### [Records for the task]
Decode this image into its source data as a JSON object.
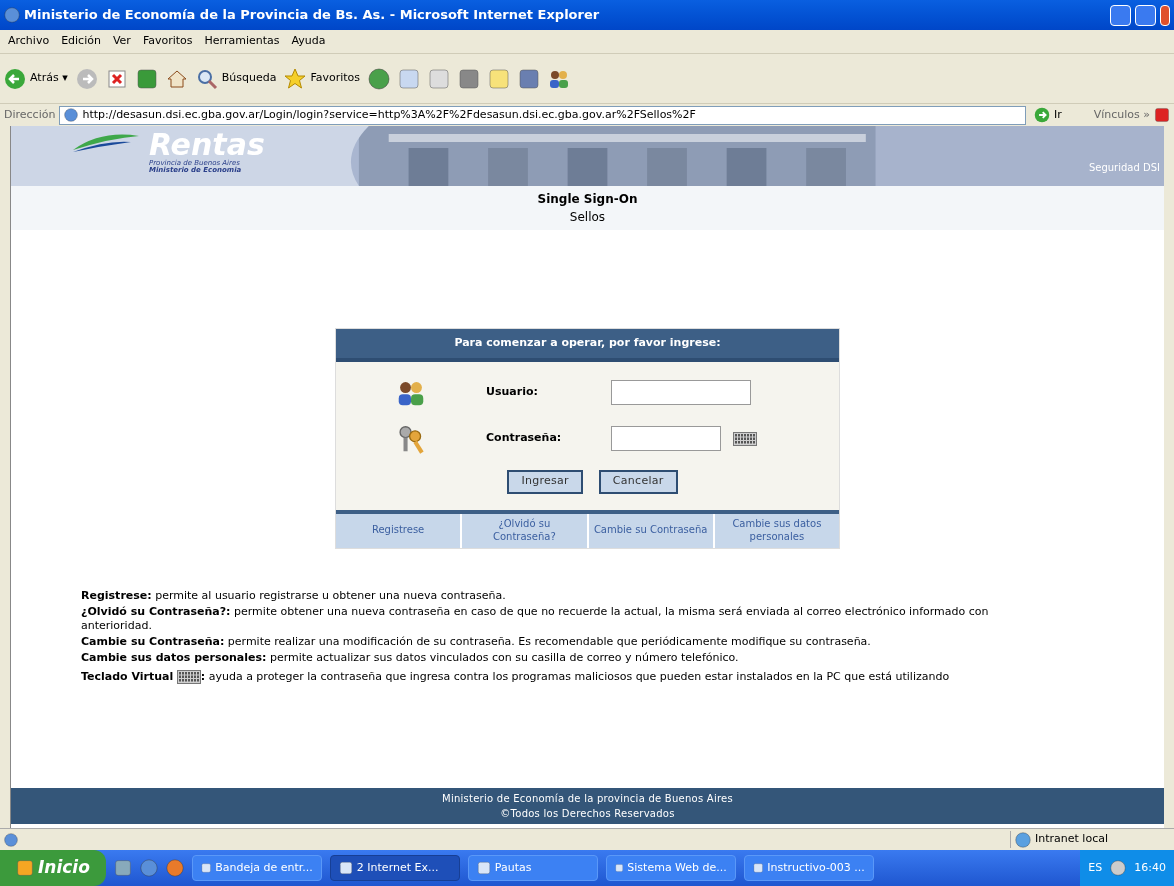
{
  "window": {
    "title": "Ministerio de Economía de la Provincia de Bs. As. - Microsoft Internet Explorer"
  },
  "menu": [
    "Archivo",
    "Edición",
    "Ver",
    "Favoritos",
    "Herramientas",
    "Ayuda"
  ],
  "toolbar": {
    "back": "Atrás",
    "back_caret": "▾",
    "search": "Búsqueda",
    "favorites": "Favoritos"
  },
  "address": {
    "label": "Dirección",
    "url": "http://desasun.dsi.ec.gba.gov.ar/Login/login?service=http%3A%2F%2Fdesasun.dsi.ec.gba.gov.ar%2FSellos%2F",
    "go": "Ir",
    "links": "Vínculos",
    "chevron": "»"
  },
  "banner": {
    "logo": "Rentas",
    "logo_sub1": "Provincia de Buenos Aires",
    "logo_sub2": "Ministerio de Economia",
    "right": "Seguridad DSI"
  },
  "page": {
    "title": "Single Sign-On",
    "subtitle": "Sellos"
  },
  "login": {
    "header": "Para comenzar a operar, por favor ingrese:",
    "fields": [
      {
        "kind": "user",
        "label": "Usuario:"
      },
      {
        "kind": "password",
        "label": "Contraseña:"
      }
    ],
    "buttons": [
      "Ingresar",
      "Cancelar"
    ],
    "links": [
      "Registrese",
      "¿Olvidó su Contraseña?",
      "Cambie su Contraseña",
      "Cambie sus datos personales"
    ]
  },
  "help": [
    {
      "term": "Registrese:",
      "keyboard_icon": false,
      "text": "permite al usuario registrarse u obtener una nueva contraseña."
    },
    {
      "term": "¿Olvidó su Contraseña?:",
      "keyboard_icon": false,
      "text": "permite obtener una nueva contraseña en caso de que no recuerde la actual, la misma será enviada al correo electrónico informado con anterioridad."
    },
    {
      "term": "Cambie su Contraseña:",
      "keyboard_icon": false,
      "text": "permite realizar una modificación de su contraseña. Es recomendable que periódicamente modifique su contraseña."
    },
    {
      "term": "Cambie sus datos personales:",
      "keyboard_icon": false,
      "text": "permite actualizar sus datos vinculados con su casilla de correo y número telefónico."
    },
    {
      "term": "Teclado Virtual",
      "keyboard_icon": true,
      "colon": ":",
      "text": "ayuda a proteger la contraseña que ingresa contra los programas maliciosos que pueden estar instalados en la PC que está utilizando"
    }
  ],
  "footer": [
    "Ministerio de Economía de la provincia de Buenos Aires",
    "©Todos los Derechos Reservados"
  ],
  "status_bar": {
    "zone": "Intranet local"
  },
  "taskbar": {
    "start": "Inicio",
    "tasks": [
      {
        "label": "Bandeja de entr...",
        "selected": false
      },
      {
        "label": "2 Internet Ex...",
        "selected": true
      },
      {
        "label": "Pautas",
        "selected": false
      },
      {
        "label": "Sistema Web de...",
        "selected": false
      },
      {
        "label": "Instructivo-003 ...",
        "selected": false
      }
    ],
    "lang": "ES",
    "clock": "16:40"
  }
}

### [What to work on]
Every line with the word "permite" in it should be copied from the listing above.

### [Your solution]
      "text": "permite al usuario registrarse u obtener una nueva contraseña."
      "text": "permite obtener una nueva contraseña en caso de que no recuerde la actual, la misma será enviada al correo electrónico informado con anterioridad."
      "text": "permite realizar una modificación de su contraseña. Es recomendable que periódicamente modifique su contraseña."
      "text": "permite actualizar sus datos vinculados con su casilla de correo y número telefónico."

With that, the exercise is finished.